Wall Street is the only place that people ride to in a Rolls Royce to get advice from those who take the subway.” – Warren Buffett
According to various sources, ex PIMCO fund manager and well respected bond investor Bill Gross has recently lodged a lawsuit in the US. He is demanding over USD$200 million in compensation for what he calls “improper, dishonest and unethical behaviour” by executives at his previous employer. Bill Gross is an exceptional investor in his chosen field and has pledged to give all proceeds of the suit to charity, but the action provides an amazing insight into how some of the big fund managers charge fees and remunerate staff.
Gross was reportedly due a 20% share of the staff bonus pool before, he alleges, he was driven out of PIMCO by the executives so they could take a greater slice of the pie. Gross’ $200m share implies the total bonus pool was in excess of USD$1 billion. That’s around $1.3 billion Australian dollars – for just one year! That seems obscene to us. But more importantly, let’s see how that compares to the returns delivered to investors in the fund Bill Gross became famous for managing, the PIMCO Total Return Fund. The fund, which was once the largest in the world, now holds approximately AUD$130 billion in investors’ funds. According to PIMCO’s website, the fund has delivered the following returns to 30 September 2015:
|Return period||Annualised return|
Source: PIMCO Website.
These returns are after PIMCO’s fees (and staff bonuses) before any fees investors might pay to advisors or platform providers.

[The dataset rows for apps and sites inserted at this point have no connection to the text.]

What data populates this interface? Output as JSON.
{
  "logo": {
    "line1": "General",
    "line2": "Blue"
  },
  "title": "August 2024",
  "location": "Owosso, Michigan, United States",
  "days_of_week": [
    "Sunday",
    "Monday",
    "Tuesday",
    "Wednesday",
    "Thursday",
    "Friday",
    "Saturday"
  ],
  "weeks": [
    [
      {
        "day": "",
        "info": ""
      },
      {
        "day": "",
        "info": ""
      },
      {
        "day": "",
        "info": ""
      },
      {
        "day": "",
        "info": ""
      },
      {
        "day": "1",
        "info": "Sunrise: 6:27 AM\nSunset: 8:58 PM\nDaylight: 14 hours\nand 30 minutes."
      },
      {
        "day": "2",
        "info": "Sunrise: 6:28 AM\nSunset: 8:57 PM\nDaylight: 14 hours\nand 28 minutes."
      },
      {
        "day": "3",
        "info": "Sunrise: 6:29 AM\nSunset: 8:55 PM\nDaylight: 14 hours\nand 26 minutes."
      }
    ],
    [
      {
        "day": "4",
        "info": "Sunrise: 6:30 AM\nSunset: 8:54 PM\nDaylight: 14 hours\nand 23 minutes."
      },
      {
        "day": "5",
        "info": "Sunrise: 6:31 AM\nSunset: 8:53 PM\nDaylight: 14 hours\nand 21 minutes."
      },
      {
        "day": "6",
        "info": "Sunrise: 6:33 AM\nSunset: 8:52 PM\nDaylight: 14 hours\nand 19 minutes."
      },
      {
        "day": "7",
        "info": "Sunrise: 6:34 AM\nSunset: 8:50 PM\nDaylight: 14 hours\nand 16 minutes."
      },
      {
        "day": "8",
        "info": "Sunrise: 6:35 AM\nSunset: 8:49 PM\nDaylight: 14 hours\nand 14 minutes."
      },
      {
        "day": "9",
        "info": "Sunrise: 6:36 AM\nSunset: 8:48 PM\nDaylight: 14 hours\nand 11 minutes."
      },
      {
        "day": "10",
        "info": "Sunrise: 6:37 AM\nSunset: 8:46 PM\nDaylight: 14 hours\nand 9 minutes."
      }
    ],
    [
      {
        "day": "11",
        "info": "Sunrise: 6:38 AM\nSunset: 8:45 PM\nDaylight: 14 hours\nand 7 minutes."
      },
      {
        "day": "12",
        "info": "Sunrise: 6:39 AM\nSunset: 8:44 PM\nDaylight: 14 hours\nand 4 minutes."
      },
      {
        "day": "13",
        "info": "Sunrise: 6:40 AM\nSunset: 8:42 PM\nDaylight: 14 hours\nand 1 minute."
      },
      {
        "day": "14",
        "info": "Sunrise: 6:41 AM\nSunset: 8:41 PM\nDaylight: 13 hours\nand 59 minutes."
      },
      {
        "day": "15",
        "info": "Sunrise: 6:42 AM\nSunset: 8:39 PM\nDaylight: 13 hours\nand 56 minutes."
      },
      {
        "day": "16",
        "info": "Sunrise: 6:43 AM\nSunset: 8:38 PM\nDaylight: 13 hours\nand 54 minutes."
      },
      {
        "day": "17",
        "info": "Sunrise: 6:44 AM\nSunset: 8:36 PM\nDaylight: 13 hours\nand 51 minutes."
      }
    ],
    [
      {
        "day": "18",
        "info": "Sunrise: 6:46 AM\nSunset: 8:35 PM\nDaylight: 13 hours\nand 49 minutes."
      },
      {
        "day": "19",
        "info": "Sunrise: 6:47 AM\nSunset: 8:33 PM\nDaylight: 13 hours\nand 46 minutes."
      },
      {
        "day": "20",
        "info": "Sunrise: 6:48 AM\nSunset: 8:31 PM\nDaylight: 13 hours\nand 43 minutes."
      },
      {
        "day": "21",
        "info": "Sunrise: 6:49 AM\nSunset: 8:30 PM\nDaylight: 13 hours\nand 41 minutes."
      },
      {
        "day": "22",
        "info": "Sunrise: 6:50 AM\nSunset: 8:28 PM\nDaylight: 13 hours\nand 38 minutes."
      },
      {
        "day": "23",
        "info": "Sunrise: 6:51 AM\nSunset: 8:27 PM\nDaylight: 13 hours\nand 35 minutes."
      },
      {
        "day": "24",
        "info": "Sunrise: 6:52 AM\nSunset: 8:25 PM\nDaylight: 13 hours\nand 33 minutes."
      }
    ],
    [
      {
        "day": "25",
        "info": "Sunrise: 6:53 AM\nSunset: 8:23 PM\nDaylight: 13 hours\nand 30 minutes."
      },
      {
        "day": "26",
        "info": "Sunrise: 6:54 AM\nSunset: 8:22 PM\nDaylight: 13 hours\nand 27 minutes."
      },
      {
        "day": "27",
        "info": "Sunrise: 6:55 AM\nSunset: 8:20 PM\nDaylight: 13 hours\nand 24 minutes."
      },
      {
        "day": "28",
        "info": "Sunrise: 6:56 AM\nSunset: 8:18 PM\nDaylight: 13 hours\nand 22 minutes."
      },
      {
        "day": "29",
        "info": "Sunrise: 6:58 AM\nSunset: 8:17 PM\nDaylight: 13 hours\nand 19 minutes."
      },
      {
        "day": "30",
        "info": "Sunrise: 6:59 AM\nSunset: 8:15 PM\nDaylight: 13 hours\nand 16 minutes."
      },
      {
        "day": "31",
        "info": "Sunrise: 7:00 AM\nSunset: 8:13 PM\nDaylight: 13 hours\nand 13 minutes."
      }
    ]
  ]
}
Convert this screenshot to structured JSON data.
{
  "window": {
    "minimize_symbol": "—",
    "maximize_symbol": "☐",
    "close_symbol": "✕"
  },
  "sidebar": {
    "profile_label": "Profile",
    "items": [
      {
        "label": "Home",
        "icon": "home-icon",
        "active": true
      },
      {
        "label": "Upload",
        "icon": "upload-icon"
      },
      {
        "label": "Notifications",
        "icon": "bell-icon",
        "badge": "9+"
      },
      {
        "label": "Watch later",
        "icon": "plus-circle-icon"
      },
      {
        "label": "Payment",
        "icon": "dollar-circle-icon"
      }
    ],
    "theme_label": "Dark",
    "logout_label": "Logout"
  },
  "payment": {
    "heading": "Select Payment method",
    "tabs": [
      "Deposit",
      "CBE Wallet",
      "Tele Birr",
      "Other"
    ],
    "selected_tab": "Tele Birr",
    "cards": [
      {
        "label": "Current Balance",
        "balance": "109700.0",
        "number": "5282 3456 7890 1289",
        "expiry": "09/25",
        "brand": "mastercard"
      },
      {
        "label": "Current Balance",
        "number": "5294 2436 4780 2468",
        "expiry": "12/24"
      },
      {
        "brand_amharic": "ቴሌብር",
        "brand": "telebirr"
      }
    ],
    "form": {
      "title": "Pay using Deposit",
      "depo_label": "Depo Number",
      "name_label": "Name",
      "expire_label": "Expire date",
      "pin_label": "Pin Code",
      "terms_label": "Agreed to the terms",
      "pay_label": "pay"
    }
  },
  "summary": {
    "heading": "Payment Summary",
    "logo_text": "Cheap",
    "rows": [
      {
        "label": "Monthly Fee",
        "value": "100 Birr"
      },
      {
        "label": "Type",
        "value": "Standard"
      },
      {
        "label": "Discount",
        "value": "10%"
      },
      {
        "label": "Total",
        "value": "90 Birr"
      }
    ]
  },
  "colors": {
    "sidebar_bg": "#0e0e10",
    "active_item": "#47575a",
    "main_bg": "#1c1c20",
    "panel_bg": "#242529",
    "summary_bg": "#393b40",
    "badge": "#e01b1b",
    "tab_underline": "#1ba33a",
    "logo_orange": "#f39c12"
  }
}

Hands up who thinks those returns deserve a $1 billion bonus?
And that, in a nutshell is the problem with almost all of the funds management industry worldwide. They take a fixed percentage of funds under management as a fee, regardless of performance. This is despite the fact that as funds under management increases, the marginal cost of managing the extra funds is very, very low and the capacity to deliver outsized returns is almost always diminished.
We therefore encourage you to look at fees on any potential investment very carefully. Importantly though, we believe they must be assessed not on their own, but relative to the performance of the manager over the long term. We invest with some managers who charge very high fees – in one case over 2%pa plus a performance fee. But in our view, their performance warrants the fee. Many other professional investors would not hold this view.
At Affluence, here’s what we’re doing to fight back against underperformance:
- We don’t invest in any fund unless we believe it can deliver returns of inflation plus 5% over 3-5 years;
- We invest only with managers who have, and we believe will continue to, outperform a fair benchmark after their fees;
- We charge only a performance fee and a small cost recovery. If we can’t add value for you, we won’t get paid.
- We co-invest alongside you, so you can be sure we have skin in the game.